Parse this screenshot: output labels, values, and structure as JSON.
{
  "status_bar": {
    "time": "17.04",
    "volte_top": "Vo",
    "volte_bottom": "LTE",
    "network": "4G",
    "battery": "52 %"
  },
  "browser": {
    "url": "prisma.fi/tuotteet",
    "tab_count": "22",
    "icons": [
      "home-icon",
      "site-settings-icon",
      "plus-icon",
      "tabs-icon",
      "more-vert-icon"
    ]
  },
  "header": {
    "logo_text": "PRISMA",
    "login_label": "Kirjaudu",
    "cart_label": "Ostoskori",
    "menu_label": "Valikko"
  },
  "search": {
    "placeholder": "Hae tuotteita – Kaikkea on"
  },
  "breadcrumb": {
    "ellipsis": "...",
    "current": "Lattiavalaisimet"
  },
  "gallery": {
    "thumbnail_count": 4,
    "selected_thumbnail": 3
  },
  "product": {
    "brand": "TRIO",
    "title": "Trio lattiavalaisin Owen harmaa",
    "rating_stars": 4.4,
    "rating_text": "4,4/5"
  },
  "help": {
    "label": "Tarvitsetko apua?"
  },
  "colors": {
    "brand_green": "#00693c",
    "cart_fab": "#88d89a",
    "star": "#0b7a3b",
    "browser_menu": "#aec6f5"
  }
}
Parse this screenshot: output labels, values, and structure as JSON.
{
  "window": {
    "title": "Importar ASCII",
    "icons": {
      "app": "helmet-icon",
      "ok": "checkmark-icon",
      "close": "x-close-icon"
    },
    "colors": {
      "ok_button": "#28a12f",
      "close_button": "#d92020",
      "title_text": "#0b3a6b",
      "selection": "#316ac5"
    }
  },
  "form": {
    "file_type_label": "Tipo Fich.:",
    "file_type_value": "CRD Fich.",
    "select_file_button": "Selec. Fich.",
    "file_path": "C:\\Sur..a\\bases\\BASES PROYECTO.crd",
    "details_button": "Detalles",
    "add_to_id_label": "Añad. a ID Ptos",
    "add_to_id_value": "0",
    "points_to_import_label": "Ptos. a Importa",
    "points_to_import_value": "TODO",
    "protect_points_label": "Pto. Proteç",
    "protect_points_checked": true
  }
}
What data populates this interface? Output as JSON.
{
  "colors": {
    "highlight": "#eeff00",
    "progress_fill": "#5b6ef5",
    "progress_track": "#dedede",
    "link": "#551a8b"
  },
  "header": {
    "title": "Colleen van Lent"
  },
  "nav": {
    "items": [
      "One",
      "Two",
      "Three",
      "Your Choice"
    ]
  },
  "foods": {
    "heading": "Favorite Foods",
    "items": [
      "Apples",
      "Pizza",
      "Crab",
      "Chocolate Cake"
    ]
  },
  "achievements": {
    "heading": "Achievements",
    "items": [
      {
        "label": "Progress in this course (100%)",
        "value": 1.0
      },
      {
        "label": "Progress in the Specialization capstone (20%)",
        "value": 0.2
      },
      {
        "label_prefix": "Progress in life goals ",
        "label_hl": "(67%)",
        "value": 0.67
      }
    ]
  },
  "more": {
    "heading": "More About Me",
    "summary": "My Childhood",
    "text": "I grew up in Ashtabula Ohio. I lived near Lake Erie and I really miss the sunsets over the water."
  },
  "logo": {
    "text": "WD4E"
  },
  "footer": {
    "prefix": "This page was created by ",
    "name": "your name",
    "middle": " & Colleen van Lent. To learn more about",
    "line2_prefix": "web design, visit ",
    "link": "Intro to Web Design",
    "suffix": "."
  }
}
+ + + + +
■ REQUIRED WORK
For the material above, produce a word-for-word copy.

■ PROBLEM SOLUTION
Parse this screenshot: output labels, values, and structure as JSON.
{
  "status_bar": {
    "time": "17.04",
    "volte_top": "Vo",
    "volte_bottom": "LTE",
    "network": "4G",
    "battery": "52 %"
  },
  "browser": {
    "url": "prisma.fi/tuotteet",
    "tab_count": "22",
    "icons": [
      "home-icon",
      "site-settings-icon",
      "plus-icon",
      "tabs-icon",
      "more-vert-icon"
    ]
  },
  "header": {
    "logo_text": "PRISMA",
    "login_label": "Kirjaudu",
    "cart_label": "Ostoskori",
    "menu_label": "Valikko"
  },
  "search": {
    "placeholder": "Hae tuotteita – Kaikkea on"
  },
  "breadcrumb": {
    "ellipsis": "...",
    "current": "Lattiavalaisimet"
  },
  "gallery": {
    "thumbnail_count": 4,
    "selected_thumbnail": 3
  },
  "product": {
    "brand": "TRIO",
    "title": "Trio lattiavalaisin Owen harmaa",
    "rating_stars": 4.4,
    "rating_text": "4,4/5"
  },
  "help": {
    "label": "Tarvitsetko apua?"
  },
  "colors": {
    "brand_green": "#00693c",
    "cart_fab": "#88d89a",
    "star": "#0b7a3b",
    "browser_menu": "#aec6f5"
  }
}
Parse this screenshot: output labels, values, and structure as JSON.
{
  "window": {
    "title": "Importar ASCII",
    "icons": {
      "app": "helmet-icon",
      "ok": "checkmark-icon",
      "close": "x-close-icon"
    },
    "colors": {
      "ok_button": "#28a12f",
      "close_button": "#d92020",
      "title_text": "#0b3a6b",
      "selection": "#316ac5"
    }
  },
  "form": {
    "file_type_label": "Tipo Fich.:",
    "file_type_value": "CRD Fich.",
    "select_file_button": "Selec. Fich.",
    "file_path": "C:\\Sur..a\\bases\\BASES PROYECTO.crd",
    "details_button": "Detalles",
    "add_to_id_label": "Añad. a ID Ptos",
    "add_to_id_value": "0",
    "points_to_import_label": "Ptos. a Importa",
    "points_to_import_value": "TODO",
    "protect_points_label": "Pto. Proteç",
    "protect_points_checked": true
  }
}
What data populates this interface? Output as JSON.
{
  "colors": {
    "highlight": "#eeff00",
    "progress_fill": "#5b6ef5",
    "progress_track": "#dedede",
    "link": "#551a8b"
  },
  "header": {
    "title": "Colleen van Lent"
  },
  "nav": {
    "items": [
      "One",
      "Two",
      "Three",
      "Your Choice"
    ]
  },
  "foods": {
    "heading": "Favorite Foods",
    "items": [
      "Apples",
      "Pizza",
      "Crab",
      "Chocolate Cake"
    ]
  },
  "achievements": {
    "heading": "Achievements",
    "items": [
      {
        "label": "Progress in this course (100%)",
        "value": 1.0
      },
      {
        "label": "Progress in the Specialization capstone (20%)",
        "value": 0.2
      },
      {
        "label_prefix": "Progress in life goals ",
        "label_hl": "(67%)",
        "value": 0.67
      }
    ]
  },
  "more": {
    "heading": "More About Me",
    "summary": "My Childhood",
    "text": "I grew up in Ashtabula Ohio. I lived near Lake Erie and I really miss the sunsets over the water."
  },
  "logo": {
    "text": "WD4E"
  },
  "footer": {
    "prefix": "This page was created by ",
    "name": "your name",
    "middle": " & Colleen van Lent. To learn more about",
    "line2_prefix": "web design, visit ",
    "link": "Intro to Web Design",
    "suffix": "."
  }
}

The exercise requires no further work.